**Assignment**: Reproduce what is written in the records below exactly, and leave out the images.

# # # # # # #

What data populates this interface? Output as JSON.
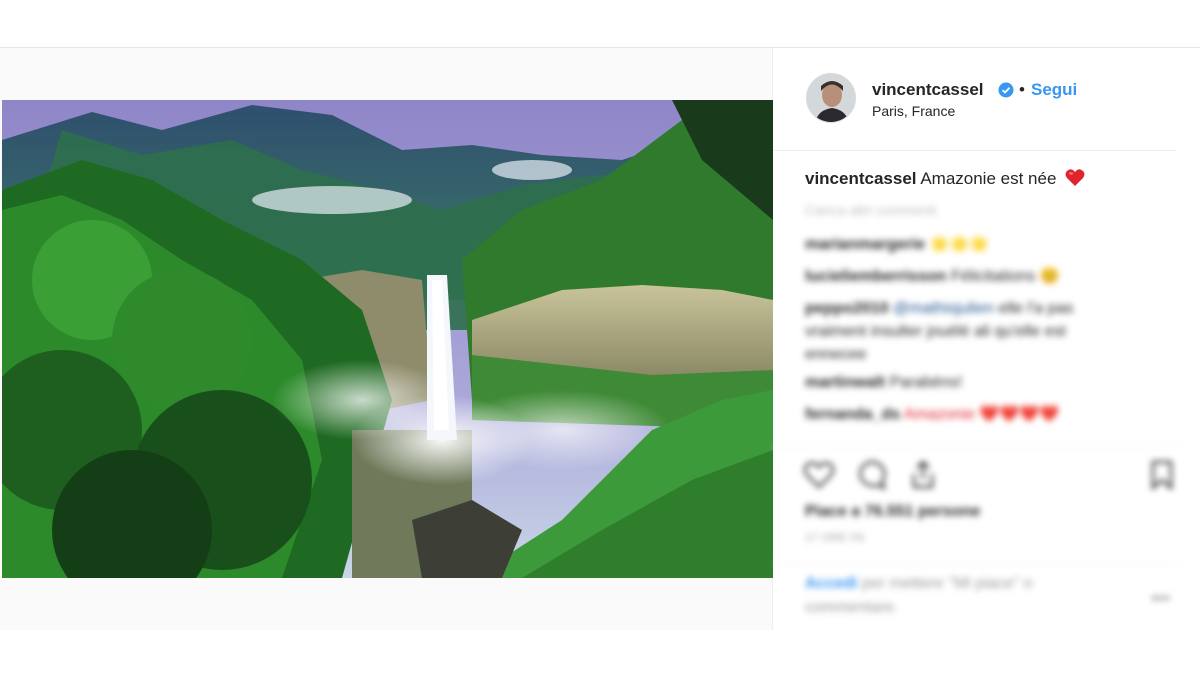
{
  "post": {
    "username": "vincentcassel",
    "follow_label": "Segui",
    "separator": "•",
    "location": "Paris, France",
    "caption_user": "vincentcassel",
    "caption_text": "Amazonie est née",
    "caption_emoji": "❤️"
  },
  "comments": {
    "load_more": "Carica altri commenti",
    "items": [
      {
        "user": "marianmargerie",
        "text": "🌟🌟🌟"
      },
      {
        "user": "lucieliemberrisson",
        "text": "Félicitations 😊"
      },
      {
        "user": "peppo2010",
        "mention": "@mathisjulien",
        "text": "elle l'a pas vraiment insulter jouélé ali qu'elle est ennecee"
      },
      {
        "user": "martinwalt",
        "text": "Parabéns!"
      },
      {
        "user": "fernanda_ds",
        "text": "Amazonie ❤️❤️❤️❤️"
      }
    ]
  },
  "actions": {
    "like_icon": "heart-outline-icon",
    "comment_icon": "comment-icon",
    "share_icon": "share-icon",
    "save_icon": "bookmark-icon"
  },
  "likes_text": "Piace a 76.551 persone",
  "timestamp": "17 ORE FA",
  "login_prompt": {
    "link": "Accedi",
    "text": "per mettere \"Mi piace\" o commentare."
  },
  "more_label": "•••",
  "colors": {
    "accent": "#3897f0",
    "heart": "#ed4956",
    "verified": "#3897f0"
  }
}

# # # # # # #

**Exercise output**:
What data populates this interface? Output as JSON.
{
  "post": {
    "username": "vincentcassel",
    "follow_label": "Segui",
    "separator": "•",
    "location": "Paris, France",
    "caption_user": "vincentcassel",
    "caption_text": "Amazonie est née",
    "caption_emoji": "❤️"
  },
  "comments": {
    "load_more": "Carica altri commenti",
    "items": [
      {
        "user": "marianmargerie",
        "text": "🌟🌟🌟"
      },
      {
        "user": "lucieliemberrisson",
        "text": "Félicitations 😊"
      },
      {
        "user": "peppo2010",
        "mention": "@mathisjulien",
        "text": "elle l'a pas vraiment insulter jouélé ali qu'elle est ennecee"
      },
      {
        "user": "martinwalt",
        "text": "Parabéns!"
      },
      {
        "user": "fernanda_ds",
        "text": "Amazonie ❤️❤️❤️❤️"
      }
    ]
  },
  "actions": {
    "like_icon": "heart-outline-icon",
    "comment_icon": "comment-icon",
    "share_icon": "share-icon",
    "save_icon": "bookmark-icon"
  },
  "likes_text": "Piace a 76.551 persone",
  "timestamp": "17 ORE FA",
  "login_prompt": {
    "link": "Accedi",
    "text": "per mettere \"Mi piace\" o commentare."
  },
  "more_label": "•••",
  "colors": {
    "accent": "#3897f0",
    "heart": "#ed4956",
    "verified": "#3897f0"
  }
}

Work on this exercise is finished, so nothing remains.